◆ Provided entries ◆
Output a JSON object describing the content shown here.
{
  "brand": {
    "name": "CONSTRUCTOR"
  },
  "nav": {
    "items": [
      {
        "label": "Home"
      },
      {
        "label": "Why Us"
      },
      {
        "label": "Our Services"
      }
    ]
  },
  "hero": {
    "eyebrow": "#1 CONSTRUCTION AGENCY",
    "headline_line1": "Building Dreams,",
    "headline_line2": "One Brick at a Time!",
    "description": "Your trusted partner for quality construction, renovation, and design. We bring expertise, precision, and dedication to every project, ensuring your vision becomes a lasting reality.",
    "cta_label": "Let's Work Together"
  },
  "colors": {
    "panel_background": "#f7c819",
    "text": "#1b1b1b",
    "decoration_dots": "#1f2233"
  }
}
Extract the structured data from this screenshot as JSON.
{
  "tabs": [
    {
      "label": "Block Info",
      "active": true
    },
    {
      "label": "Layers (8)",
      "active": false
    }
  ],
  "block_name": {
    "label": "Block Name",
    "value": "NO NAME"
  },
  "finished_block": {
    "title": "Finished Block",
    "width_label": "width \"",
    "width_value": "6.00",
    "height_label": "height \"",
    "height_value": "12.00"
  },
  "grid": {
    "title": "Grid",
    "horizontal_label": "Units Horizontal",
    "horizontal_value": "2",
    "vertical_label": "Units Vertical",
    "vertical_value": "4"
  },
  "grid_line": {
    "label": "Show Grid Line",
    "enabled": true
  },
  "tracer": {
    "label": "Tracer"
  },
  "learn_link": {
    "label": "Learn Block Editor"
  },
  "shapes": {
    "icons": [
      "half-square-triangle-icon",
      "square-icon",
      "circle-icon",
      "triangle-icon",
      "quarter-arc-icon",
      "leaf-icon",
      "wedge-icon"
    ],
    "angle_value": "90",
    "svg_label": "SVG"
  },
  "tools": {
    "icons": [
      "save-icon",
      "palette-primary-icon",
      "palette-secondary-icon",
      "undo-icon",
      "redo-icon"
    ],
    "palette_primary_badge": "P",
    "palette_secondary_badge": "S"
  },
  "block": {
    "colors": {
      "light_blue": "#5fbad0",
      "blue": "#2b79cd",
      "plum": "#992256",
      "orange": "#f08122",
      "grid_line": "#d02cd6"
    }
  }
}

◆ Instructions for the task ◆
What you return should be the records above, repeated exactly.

◆ Answer to this exercise ◆
Output a JSON object describing the content shown here.
{
  "brand": {
    "name": "CONSTRUCTOR"
  },
  "nav": {
    "items": [
      {
        "label": "Home"
      },
      {
        "label": "Why Us"
      },
      {
        "label": "Our Services"
      }
    ]
  },
  "hero": {
    "eyebrow": "#1 CONSTRUCTION AGENCY",
    "headline_line1": "Building Dreams,",
    "headline_line2": "One Brick at a Time!",
    "description": "Your trusted partner for quality construction, renovation, and design. We bring expertise, precision, and dedication to every project, ensuring your vision becomes a lasting reality.",
    "cta_label": "Let's Work Together"
  },
  "colors": {
    "panel_background": "#f7c819",
    "text": "#1b1b1b",
    "decoration_dots": "#1f2233"
  }
}
Extract the structured data from this screenshot as JSON.
{
  "tabs": [
    {
      "label": "Block Info",
      "active": true
    },
    {
      "label": "Layers (8)",
      "active": false
    }
  ],
  "block_name": {
    "label": "Block Name",
    "value": "NO NAME"
  },
  "finished_block": {
    "title": "Finished Block",
    "width_label": "width \"",
    "width_value": "6.00",
    "height_label": "height \"",
    "height_value": "12.00"
  },
  "grid": {
    "title": "Grid",
    "horizontal_label": "Units Horizontal",
    "horizontal_value": "2",
    "vertical_label": "Units Vertical",
    "vertical_value": "4"
  },
  "grid_line": {
    "label": "Show Grid Line",
    "enabled": true
  },
  "tracer": {
    "label": "Tracer"
  },
  "learn_link": {
    "label": "Learn Block Editor"
  },
  "shapes": {
    "icons": [
      "half-square-triangle-icon",
      "square-icon",
      "circle-icon",
      "triangle-icon",
      "quarter-arc-icon",
      "leaf-icon",
      "wedge-icon"
    ],
    "angle_value": "90",
    "svg_label": "SVG"
  },
  "tools": {
    "icons": [
      "save-icon",
      "palette-primary-icon",
      "palette-secondary-icon",
      "undo-icon",
      "redo-icon"
    ],
    "palette_primary_badge": "P",
    "palette_secondary_badge": "S"
  },
  "block": {
    "colors": {
      "light_blue": "#5fbad0",
      "blue": "#2b79cd",
      "plum": "#992256",
      "orange": "#f08122",
      "grid_line": "#d02cd6"
    }
  }
}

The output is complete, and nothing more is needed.